American photographer Brad Goldpaint beat thousands of amateur and professional photographers from around the globe to win the Royal Observatory Greenwich’s title of Insight Investment Astronomy Photographer of the Year 2018.
As well as securing the 10,000 pound top prize (roughly $12,780), his image takes pride of place in the exhibition of winning photographs opening at the National Maritime Museum on October 24.
The judges were captivated by Goldpaint’s awe-inspiring image. Taken in Moab, Utah, the photograph depicts a majestic composition of immense red-rock formations with the glorious Milky Way looming overhead on the right, and the Andromeda galaxy on the left.
Competition judge Will Gater said: “For me this superb image is emblematic of everything it means to be an astrophotographer; the balance between light and dark, the contrasting textures and tones of land and sky and the photographer alone under a starry canopy of breathtaking scale and beauty.”
Winning images of the other categories and special prizes include the breathtaking Aurora Borealis above the fjord in the gorgeous Lofoten archipelago, in Northern Norway by Mikkel Beiter (Denmark); the image taken by Nicolas Lefaudeux (France) showcases the August total solar eclipse surrounded by the blue star Regulus – the little King – and the red planet Mars; a remarkable parade of the planets in our solar system, which photographer Martin Lewis (UK) managed to capture from his own back garden; and the captivating image by Mario Cogo (Italy) of the Witch Head Nebula, a very faint molecular gas cloud, which is illuminated by supergiant star Rigel.
After a phenomenal increase in entries from our aspiring young astrophotographers in the Young Astronomy Photographer of the Year category, 15-year-old Fabian Dalpiaz (Italy) is taking home the top prize for his incredible photograph of a meteor passing over the magnificent autumnal landscape of the Alpe di Siusi.

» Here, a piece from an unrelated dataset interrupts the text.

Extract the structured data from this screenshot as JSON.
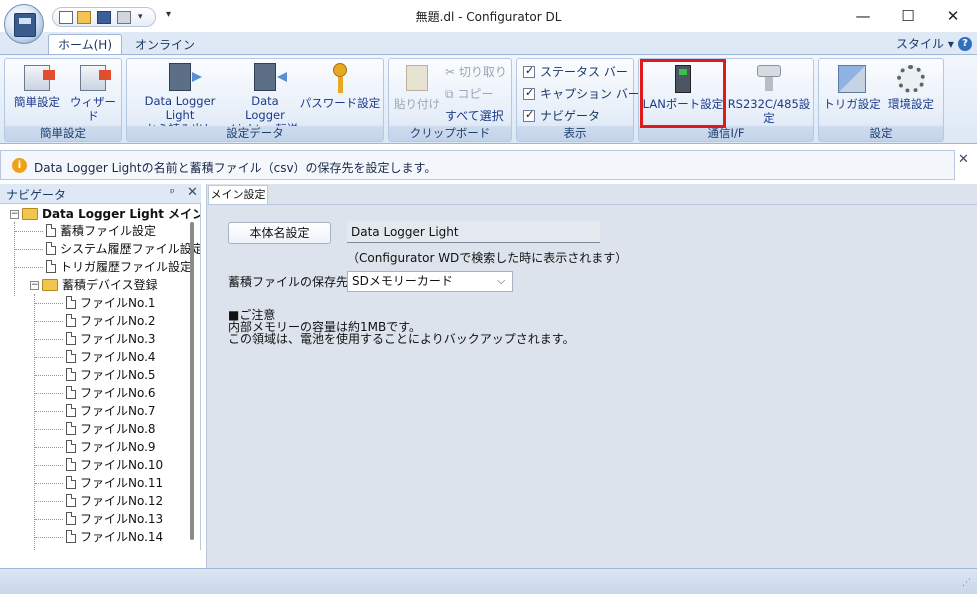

This photo gallery was provided by Royal Museums Greenwich